Early in the season, during more rapid elimination rounds, the performance sets are simple. As they continue on, and the stakes rise, performances become more involved, like strings and chorus features. This is where Pooley really steps in, getting to know each contestant as he brings their artistic vision to life.
“The contestants themselves are learning along the way, so my job is to get behind their vision as artists. The song and everything that goes into it is ultimately their choice,” he emphasizes. “We don’t tell them what to do.”
Pooley’s main priority is to be honest with them as they make their selections.
“If we feel like something isn’t working, I’ll let them know,” he says. “But, oftentimes, they will respond that this is what they want, or it’s their dream to sing a certain song, so of course, I’ll put my full weight behind it. Ultimately, it’s them up there singing and who they want to represent themselves to be.”
There are three teams, that consist of a vocal coach paired with a piano player, who take the first step in preparation. Next, they share what they are thinking. Due to the speed of the show, there is little time for back-and-forth discussion.
“For example, Casey [Bishop] came to me wanting to make one of her performances more rock-oriented,” he shares about the promising 16-year-old Top 4 contestant. “I said ‘Okay when we see you on stage tomorrow for rehearsal, I’ll play you something. if you hate it, cool. If you love it, we’ll go with that.’ So really we’re kicking ideas back-and-forth very quickly.”
Though their collaboration is fast-paced, Pooley feels he gets to know each contestant very well, not only as artists but also personally. He explains, “They are going through everything people go through, but in public view. Being in LA is hard for a lot of them who haven’t spent much time away from home. So on a human level, it’s really hard to see people go.”
He takes pride in the expansion of the show to attract a broader breadth of artists. The authenticity of the artistic process holds weight here. Pooley affirms the Idol stage has always been a legitimate platform to demonstrate one’s artistry, but increased representation has allowed more potential contestants to understand that.

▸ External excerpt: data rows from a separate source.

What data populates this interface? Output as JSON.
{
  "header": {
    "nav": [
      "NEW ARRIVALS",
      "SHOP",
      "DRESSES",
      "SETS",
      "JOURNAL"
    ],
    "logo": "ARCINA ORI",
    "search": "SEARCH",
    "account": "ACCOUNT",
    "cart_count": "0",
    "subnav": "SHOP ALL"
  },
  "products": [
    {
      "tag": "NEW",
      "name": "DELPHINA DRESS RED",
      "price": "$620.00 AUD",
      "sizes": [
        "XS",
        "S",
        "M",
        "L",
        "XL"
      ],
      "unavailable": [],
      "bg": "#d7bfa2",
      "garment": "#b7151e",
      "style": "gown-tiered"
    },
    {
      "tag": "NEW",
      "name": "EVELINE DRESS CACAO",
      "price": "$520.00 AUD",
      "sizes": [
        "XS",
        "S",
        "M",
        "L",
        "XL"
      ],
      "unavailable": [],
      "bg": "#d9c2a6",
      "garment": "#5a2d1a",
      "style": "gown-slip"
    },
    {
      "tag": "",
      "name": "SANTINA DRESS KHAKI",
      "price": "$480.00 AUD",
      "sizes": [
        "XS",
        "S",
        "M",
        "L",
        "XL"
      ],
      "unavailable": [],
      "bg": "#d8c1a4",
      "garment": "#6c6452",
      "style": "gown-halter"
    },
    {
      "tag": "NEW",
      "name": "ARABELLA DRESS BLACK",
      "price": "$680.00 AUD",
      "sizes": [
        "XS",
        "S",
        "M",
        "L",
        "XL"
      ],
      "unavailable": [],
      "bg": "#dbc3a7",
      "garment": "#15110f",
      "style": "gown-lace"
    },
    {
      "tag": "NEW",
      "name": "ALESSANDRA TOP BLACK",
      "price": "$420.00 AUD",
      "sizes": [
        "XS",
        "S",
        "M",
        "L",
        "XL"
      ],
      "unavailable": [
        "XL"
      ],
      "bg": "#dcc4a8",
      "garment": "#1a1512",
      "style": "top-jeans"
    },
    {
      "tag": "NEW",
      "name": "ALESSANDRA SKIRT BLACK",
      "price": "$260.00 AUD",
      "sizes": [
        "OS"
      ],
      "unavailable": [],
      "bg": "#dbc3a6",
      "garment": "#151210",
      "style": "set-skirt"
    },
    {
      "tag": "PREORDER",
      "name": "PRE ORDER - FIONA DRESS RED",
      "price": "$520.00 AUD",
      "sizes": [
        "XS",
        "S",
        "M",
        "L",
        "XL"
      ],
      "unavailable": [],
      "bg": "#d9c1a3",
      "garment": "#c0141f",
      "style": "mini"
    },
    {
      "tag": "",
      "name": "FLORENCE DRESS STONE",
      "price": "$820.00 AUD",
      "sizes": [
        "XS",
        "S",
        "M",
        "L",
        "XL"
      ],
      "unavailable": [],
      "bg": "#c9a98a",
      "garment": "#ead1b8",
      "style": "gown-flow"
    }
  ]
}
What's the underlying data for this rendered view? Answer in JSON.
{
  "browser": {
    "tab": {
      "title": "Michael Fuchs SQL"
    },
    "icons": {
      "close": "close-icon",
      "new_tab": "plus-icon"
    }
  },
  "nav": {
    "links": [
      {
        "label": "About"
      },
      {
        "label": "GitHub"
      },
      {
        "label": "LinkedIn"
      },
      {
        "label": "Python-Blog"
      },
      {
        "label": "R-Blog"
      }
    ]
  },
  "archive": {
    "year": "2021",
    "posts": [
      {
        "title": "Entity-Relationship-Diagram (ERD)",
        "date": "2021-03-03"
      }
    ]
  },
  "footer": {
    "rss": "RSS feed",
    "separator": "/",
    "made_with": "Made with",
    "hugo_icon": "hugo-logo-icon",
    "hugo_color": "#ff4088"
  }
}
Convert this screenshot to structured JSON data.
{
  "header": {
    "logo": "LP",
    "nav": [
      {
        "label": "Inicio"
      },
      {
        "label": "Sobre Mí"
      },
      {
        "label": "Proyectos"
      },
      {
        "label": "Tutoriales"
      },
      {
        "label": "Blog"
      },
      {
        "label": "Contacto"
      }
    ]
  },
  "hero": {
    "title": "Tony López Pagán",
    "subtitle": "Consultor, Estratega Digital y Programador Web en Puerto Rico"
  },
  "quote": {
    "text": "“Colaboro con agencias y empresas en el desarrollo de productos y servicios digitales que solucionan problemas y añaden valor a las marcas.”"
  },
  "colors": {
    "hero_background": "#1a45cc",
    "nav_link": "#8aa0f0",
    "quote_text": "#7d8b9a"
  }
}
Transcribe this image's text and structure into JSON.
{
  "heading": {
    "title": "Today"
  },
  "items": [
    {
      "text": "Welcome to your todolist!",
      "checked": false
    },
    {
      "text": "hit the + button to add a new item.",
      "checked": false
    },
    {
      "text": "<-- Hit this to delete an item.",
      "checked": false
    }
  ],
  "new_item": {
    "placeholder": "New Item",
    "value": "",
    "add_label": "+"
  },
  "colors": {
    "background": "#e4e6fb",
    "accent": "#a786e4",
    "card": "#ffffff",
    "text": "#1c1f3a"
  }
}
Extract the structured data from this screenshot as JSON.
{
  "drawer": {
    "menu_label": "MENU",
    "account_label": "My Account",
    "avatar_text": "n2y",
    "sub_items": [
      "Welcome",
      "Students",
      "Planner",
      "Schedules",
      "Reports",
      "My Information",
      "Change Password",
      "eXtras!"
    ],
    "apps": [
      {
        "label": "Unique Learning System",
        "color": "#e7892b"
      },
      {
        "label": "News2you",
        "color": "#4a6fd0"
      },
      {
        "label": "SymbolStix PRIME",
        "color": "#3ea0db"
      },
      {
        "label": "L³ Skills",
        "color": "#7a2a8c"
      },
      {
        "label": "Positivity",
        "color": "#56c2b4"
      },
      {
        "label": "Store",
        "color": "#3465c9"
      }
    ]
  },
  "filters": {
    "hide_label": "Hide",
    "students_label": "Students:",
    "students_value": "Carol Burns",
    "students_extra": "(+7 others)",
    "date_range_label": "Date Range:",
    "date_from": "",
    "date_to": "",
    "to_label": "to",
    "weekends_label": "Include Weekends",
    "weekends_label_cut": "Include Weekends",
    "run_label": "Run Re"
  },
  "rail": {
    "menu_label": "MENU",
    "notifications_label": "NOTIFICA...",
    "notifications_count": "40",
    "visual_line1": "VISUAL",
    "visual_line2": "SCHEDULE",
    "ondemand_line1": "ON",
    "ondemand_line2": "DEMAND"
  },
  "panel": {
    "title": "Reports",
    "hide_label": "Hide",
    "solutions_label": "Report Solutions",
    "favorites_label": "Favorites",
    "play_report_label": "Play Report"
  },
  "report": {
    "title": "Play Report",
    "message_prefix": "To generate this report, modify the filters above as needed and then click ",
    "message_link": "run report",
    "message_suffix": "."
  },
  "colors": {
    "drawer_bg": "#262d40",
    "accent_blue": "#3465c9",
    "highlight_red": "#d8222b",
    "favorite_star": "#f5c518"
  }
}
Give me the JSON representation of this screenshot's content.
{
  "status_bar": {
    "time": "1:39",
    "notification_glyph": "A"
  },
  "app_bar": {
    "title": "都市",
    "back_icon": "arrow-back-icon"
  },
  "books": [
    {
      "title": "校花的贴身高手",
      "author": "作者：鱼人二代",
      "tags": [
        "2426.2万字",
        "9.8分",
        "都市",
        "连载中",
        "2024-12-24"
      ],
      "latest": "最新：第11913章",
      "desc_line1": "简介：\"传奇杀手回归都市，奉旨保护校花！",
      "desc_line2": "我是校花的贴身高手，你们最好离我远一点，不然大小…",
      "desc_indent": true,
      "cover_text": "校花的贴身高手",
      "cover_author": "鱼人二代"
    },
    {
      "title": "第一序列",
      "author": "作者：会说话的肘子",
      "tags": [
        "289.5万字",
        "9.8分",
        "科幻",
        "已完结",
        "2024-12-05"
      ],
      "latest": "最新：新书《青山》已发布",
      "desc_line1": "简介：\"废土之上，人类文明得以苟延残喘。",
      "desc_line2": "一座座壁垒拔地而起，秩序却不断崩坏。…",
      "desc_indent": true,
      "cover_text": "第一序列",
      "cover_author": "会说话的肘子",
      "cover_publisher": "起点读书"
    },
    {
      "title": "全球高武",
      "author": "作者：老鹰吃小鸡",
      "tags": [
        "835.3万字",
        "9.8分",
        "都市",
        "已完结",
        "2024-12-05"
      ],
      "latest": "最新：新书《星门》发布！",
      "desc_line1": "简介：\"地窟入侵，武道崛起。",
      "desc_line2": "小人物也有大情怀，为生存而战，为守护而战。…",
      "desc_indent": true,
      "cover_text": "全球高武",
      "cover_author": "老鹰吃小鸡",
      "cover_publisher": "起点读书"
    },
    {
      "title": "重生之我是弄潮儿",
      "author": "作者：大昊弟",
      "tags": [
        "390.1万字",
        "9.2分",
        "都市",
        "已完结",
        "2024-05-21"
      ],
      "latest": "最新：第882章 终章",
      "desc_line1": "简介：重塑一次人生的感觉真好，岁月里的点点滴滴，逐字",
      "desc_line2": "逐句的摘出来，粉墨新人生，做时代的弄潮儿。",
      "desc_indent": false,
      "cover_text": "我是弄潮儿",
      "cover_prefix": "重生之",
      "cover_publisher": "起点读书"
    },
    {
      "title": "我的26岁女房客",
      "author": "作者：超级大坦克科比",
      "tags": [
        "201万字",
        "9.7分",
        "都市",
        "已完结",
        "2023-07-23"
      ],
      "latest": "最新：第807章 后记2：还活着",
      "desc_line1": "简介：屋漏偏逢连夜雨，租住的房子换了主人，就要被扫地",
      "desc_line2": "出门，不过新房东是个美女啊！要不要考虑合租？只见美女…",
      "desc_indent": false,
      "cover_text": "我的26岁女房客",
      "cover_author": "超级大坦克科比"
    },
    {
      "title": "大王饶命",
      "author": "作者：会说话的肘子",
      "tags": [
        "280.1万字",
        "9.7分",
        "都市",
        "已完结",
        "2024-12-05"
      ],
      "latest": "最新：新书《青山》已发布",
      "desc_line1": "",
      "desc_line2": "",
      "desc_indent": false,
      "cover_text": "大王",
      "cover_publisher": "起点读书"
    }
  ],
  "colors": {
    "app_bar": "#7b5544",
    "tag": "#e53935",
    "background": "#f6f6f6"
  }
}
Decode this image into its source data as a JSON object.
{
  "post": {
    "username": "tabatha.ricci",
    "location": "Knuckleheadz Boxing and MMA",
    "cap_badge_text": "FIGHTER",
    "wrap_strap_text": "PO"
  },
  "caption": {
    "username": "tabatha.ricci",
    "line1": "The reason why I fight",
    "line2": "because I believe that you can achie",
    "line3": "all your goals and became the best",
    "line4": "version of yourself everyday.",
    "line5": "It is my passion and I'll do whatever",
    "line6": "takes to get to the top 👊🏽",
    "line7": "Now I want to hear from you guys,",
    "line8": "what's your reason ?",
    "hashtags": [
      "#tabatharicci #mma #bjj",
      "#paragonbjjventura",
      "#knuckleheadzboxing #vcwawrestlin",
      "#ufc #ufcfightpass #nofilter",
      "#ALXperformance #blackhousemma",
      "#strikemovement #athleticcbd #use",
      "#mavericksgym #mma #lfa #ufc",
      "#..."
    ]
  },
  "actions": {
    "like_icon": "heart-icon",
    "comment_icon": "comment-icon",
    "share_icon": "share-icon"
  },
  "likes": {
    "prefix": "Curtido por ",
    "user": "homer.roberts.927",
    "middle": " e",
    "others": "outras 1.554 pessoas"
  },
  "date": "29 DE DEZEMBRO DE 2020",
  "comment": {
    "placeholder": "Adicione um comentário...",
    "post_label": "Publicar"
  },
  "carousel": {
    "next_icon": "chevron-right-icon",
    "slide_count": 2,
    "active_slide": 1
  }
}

“We don’t tell them what to sing and how to sing it, and that attracts people,” he explains. “They don’t see it as a means of being America’s ‘Idol’. But go on and express who they are as an artist, but in a public format and feel out their role as an artist. It can be a street performer artist, like Murphy this season. He got to come out and express who he is and how he wants to. It doesn’t all have to fit into what you might think of as slick shiny stage talent show.”